Weirdly, for a game that reissued earlier games, Super Mario All-Stars itself was reissued down the line – the most immediate example being the stupendously fine Super Mario All-Stars + Super Mario World that was available as part of a package with the SNES itself. I mean, if the original cart was like a wheelbarrow full of gold, then this was the same but with sugar on top. It turned out you could improve on perfection, and obviously this is the edition to get. I wonder what Total! would have marked that version!
In 2010 it was made available in disc format for the Wii, though for better or worse it was a direct port of the SNES version, albeit with a few neat bonuses like a soundtrack CD. The original incarnations of the games were also made available for the Virtual Console, as well as on the NES Classic a couple of years back (except for The Lost Levels). Sadly, the SNES Classic failed give us the All-Stars versions, but some may have called rip-off if those games had been included at the expense of others. I wouldn’t have done so myself.
Still, the original cart isn’t difficult to find online, so if you’ve still got a SNES, then do yourself a favour and dive into this magnificent experience. Just don’t eat the purple mushrooms.
- Terrific value for money back in the 90s
- Beautiful upgraded sound and graphics
- Two of the best platform games ever, plus two very fine sequels
- Purists may not approve of the changes, especially regarding difficulty
- The Lost Levels is still outrageously brutal, even with unlimited continues, extra lives and save points

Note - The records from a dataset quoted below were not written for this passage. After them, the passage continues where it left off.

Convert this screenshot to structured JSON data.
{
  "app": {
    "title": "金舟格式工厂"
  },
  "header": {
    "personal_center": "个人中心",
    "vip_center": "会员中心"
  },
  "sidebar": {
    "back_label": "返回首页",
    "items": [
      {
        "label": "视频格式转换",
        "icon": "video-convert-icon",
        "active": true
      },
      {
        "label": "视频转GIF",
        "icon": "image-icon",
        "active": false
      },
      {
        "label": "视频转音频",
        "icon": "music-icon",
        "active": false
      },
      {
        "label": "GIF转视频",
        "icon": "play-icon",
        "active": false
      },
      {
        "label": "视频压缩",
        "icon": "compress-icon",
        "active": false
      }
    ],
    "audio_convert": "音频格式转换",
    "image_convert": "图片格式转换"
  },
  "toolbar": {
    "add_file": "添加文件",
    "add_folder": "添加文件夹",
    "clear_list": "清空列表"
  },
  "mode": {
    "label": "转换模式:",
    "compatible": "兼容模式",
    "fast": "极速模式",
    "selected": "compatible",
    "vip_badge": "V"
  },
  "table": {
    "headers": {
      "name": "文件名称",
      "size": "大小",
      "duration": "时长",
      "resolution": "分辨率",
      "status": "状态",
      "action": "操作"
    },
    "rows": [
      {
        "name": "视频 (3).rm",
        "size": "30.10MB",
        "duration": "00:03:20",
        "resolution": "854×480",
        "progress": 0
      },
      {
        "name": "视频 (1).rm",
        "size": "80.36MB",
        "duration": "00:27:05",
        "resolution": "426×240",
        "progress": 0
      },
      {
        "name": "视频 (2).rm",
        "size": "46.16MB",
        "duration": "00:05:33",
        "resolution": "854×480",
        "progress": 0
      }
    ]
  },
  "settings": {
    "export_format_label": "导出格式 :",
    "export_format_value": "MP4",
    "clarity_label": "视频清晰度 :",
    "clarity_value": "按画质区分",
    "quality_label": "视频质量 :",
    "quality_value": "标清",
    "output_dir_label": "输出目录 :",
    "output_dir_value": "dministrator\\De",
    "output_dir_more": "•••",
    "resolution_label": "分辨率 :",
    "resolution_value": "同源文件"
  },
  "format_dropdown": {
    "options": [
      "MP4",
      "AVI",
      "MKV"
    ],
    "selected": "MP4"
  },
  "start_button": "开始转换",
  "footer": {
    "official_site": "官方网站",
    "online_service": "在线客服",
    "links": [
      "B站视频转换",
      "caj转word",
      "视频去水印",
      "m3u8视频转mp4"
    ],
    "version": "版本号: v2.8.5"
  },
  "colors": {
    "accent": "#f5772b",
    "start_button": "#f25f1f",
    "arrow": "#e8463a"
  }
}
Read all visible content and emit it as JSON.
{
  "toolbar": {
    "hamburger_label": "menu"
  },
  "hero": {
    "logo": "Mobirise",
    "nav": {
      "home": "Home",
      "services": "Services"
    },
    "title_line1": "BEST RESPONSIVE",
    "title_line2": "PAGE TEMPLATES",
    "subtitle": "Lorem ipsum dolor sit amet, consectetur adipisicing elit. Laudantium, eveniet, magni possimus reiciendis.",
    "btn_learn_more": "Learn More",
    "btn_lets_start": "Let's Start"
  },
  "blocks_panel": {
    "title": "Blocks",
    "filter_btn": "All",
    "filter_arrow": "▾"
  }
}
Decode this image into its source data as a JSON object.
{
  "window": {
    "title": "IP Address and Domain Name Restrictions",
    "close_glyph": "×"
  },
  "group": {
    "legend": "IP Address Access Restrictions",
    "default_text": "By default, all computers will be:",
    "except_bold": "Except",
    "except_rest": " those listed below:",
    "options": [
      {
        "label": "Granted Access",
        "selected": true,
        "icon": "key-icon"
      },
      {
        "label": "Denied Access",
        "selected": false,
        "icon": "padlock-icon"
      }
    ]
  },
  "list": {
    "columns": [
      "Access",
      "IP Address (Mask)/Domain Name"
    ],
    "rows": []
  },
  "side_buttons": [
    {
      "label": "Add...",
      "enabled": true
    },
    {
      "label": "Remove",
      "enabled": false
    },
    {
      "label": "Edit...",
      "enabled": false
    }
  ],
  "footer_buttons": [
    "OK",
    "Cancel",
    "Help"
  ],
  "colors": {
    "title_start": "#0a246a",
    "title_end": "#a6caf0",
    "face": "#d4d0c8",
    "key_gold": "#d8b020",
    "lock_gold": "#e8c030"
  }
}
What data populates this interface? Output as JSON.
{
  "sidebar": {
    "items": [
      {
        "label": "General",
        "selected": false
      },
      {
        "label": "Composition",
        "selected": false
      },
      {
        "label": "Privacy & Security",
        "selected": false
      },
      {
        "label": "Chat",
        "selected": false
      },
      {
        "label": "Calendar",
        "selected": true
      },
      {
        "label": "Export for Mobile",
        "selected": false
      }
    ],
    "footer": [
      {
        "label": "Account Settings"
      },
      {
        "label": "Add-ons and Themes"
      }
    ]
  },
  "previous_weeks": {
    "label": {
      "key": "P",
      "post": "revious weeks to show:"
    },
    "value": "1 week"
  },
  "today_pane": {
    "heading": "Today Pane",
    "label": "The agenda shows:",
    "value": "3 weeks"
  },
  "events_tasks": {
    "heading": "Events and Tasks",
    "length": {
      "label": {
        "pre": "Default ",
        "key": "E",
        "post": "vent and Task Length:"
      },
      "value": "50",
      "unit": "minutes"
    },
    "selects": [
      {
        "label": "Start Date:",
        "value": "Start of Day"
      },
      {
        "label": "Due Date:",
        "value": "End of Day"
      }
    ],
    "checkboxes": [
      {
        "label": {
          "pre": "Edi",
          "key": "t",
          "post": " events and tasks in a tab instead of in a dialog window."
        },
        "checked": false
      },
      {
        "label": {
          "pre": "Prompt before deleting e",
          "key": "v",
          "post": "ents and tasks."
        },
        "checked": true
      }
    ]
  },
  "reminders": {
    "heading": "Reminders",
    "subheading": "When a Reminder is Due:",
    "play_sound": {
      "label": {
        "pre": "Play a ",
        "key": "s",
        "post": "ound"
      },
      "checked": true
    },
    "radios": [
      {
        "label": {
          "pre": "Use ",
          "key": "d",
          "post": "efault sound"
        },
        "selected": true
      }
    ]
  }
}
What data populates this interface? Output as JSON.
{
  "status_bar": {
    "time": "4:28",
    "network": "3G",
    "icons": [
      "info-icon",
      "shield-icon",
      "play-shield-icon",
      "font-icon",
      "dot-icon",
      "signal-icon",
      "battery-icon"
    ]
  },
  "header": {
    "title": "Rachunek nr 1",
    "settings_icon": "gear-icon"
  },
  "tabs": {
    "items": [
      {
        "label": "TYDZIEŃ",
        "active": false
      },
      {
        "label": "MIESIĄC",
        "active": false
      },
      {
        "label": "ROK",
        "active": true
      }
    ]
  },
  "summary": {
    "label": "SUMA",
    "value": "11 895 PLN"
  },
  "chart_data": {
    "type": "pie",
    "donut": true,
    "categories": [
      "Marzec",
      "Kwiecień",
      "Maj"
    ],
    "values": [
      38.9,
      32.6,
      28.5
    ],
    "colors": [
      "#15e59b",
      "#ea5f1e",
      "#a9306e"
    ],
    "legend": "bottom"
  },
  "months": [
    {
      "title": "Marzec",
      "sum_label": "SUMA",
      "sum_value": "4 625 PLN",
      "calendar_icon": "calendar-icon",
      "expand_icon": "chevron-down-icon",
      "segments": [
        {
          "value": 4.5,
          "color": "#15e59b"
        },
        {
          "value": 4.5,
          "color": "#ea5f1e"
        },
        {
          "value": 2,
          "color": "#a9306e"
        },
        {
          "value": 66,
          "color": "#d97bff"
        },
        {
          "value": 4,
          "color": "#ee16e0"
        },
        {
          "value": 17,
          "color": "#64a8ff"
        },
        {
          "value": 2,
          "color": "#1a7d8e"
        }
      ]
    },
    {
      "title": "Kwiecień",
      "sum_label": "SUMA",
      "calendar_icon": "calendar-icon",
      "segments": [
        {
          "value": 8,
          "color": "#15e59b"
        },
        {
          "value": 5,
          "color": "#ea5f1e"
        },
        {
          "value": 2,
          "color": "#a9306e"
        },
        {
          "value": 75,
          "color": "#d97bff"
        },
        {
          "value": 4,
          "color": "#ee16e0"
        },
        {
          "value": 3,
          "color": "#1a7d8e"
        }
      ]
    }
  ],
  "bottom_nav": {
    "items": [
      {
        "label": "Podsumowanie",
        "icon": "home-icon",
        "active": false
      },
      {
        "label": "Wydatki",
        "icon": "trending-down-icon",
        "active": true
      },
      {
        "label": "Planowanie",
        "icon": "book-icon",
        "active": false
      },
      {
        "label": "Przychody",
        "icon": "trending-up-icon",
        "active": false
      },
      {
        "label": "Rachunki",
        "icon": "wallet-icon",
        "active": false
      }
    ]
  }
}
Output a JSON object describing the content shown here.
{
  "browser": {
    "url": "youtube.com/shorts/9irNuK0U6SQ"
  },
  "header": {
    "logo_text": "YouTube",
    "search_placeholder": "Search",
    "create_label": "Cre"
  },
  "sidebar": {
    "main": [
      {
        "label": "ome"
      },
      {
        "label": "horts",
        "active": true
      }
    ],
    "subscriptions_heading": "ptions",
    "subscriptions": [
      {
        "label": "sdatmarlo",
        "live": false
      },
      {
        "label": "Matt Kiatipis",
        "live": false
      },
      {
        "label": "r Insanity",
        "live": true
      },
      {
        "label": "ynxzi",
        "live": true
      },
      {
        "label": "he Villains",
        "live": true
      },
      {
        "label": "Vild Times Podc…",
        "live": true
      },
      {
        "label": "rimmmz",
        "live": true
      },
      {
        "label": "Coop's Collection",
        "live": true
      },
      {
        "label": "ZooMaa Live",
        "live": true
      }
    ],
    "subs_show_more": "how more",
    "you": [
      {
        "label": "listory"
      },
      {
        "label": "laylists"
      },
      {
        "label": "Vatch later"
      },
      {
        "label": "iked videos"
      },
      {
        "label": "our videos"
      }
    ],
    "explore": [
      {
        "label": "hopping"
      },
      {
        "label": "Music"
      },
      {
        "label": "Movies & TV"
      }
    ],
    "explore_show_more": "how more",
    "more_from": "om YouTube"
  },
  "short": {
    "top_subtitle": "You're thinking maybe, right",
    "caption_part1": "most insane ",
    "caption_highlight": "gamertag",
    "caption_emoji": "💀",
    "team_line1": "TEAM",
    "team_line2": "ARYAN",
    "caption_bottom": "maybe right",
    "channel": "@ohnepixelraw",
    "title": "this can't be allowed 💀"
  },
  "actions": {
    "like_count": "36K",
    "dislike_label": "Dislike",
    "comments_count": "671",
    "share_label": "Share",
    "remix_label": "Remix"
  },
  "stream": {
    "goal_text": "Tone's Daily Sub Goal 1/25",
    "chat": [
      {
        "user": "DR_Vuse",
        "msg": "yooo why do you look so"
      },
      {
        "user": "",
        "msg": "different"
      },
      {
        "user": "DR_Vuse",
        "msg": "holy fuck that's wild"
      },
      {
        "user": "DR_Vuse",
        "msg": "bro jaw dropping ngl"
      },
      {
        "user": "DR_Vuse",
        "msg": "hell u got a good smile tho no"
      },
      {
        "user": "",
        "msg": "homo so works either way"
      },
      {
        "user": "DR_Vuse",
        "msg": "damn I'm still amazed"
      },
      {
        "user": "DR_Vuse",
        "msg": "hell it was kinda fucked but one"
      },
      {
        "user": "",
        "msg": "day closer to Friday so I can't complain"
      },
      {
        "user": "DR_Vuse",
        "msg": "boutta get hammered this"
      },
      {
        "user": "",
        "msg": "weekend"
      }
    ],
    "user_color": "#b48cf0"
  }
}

- “Thank you Mario! But our princess is in another castle!” is still one of the most annoying things ever. Damn that Toad
Compiled games come and go, but Super Mario All-Stars is arguably the only one that remains as famous as the games it brought together. I sacrificed a bigger bedroom to play it, but gained world upon world of digital space to explore, making it an absolute bargain.